Copy out, from the entries below, each line that holds the string "JSON".

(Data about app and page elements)
━━━━━━━━
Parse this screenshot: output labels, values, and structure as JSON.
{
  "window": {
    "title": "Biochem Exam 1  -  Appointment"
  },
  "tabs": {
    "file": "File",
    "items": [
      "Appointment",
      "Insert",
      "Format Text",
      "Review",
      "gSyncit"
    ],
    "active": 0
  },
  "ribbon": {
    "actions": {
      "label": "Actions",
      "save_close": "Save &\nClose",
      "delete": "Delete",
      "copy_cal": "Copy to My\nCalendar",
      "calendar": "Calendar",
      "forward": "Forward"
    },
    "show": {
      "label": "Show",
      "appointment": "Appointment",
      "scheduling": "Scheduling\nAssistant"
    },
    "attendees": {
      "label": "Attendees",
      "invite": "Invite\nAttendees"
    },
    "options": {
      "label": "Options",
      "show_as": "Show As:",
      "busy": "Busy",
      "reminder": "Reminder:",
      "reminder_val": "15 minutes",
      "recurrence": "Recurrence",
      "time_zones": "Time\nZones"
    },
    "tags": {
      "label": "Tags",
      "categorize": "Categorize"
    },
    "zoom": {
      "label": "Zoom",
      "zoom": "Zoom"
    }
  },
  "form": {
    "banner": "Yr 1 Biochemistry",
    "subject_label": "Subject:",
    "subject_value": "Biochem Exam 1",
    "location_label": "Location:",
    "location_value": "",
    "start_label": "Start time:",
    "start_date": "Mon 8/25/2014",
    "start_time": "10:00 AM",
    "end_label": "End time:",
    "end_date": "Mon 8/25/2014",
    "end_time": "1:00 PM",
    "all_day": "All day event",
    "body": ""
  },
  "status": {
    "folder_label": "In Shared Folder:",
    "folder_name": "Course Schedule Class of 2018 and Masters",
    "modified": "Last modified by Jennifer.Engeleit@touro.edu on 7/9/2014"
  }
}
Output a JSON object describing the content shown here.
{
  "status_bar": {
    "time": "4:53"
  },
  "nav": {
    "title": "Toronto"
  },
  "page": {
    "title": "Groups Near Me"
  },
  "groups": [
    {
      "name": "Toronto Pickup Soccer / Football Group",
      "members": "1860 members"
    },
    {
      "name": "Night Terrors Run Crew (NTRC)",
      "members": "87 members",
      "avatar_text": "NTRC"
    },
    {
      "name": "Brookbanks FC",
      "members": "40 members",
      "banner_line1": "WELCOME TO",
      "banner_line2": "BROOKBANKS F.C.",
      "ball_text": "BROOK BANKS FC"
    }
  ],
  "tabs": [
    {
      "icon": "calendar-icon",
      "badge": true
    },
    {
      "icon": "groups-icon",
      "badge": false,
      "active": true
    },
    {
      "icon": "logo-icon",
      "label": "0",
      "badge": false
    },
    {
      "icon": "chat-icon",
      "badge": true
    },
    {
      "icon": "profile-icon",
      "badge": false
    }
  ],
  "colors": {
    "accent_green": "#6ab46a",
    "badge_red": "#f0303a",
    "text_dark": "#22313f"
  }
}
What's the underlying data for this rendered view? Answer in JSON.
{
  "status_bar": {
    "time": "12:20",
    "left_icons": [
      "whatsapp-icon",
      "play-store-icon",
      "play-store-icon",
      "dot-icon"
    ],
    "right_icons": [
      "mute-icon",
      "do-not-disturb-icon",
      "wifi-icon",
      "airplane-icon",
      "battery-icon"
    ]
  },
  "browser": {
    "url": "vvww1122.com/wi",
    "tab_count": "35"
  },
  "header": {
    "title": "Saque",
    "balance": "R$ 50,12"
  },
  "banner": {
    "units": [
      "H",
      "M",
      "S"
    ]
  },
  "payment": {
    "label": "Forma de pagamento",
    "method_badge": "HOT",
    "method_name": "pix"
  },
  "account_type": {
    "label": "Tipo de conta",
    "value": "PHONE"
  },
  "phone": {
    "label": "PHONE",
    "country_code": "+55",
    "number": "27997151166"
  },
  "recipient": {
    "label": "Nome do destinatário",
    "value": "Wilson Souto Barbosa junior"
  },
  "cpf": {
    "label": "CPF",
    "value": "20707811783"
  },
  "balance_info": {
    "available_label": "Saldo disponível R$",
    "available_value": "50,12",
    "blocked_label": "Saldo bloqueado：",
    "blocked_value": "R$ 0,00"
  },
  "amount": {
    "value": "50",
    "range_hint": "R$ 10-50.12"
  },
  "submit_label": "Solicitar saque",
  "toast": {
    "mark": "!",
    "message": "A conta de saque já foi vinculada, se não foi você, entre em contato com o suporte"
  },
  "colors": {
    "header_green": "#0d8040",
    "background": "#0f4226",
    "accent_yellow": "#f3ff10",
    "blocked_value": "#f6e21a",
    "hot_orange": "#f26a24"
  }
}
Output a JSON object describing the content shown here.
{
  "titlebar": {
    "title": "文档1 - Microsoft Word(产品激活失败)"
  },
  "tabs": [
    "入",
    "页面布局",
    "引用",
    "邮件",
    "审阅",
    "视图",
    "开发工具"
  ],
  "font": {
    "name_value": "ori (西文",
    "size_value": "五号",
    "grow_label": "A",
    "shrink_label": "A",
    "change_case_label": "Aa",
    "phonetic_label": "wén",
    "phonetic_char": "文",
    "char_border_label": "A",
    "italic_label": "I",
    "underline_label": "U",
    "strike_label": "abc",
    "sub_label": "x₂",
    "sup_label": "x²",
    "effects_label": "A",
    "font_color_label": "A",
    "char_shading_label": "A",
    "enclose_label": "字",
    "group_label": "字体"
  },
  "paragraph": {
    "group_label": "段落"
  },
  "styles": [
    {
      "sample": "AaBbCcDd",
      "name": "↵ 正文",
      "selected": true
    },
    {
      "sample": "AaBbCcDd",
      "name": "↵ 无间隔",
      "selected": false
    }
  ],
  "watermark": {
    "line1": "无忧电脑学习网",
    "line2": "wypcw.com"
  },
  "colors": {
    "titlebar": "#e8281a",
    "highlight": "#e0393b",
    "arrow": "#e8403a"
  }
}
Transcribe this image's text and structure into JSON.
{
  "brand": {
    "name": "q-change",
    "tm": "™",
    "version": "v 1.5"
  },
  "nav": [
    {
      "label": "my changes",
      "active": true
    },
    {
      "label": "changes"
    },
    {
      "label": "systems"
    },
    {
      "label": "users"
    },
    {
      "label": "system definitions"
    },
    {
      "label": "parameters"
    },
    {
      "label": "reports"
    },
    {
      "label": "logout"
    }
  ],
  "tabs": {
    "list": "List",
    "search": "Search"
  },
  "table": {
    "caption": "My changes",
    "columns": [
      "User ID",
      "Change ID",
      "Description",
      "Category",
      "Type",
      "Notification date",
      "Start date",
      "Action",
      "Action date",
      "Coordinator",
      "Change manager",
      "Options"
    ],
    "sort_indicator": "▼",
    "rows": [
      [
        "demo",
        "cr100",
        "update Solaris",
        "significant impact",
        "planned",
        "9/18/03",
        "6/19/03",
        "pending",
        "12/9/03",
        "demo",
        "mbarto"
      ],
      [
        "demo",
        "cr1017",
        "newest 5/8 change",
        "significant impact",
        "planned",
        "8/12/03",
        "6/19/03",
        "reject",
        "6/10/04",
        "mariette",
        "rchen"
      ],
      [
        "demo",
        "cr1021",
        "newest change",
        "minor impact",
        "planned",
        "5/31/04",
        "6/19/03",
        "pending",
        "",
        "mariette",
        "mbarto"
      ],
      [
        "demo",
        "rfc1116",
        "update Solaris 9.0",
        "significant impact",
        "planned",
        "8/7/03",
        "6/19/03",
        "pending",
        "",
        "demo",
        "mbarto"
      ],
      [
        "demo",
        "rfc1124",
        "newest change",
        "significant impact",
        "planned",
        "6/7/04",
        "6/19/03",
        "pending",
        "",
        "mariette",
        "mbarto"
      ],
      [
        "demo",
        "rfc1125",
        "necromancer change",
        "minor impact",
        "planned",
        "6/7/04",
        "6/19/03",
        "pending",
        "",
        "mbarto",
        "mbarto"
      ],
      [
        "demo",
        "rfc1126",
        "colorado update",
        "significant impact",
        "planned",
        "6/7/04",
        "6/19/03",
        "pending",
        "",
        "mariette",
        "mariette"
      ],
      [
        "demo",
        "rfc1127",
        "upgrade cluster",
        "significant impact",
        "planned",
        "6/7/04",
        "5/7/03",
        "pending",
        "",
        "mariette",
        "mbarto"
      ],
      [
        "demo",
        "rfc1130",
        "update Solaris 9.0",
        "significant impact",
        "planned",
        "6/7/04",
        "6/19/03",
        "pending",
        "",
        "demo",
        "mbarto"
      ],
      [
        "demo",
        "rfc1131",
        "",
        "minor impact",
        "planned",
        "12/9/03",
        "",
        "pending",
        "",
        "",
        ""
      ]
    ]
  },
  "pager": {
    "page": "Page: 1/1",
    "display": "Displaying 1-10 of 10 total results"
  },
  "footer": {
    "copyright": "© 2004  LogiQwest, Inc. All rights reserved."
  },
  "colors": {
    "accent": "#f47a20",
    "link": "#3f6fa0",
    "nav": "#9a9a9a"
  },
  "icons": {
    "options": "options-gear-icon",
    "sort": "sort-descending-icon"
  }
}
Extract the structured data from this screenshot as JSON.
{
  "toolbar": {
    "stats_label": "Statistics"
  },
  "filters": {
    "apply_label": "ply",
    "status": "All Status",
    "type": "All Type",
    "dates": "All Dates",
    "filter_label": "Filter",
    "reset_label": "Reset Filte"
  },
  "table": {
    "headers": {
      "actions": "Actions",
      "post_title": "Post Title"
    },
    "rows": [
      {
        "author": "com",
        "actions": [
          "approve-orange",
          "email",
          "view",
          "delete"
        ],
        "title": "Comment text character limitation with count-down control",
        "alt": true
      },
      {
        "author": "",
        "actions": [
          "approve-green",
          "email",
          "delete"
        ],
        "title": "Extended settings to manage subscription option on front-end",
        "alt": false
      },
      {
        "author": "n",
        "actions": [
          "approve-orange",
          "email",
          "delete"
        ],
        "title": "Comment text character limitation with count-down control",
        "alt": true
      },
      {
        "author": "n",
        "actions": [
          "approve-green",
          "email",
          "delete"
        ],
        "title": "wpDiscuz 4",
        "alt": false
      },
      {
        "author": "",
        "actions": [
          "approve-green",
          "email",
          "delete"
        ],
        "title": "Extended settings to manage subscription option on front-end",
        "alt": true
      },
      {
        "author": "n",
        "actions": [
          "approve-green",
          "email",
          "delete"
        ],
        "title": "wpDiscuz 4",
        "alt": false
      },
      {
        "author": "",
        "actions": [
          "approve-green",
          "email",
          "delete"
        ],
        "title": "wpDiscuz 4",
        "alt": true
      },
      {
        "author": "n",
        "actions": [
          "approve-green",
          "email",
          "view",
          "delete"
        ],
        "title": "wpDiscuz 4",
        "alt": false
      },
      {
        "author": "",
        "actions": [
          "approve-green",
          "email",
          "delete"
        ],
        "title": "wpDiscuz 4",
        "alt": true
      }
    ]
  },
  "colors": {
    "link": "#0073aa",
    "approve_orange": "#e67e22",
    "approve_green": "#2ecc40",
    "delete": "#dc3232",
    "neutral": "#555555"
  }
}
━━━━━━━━
*REPLY:*
Parse this screenshot: output labels, values, and structure as JSON.
Output a JSON object describing the content shown here.
What's the underlying data for this rendered view? Answer in JSON.
Output a JSON object describing the content shown here.
Transcribe this image's text and structure into JSON.
Extract the structured data from this screenshot as JSON.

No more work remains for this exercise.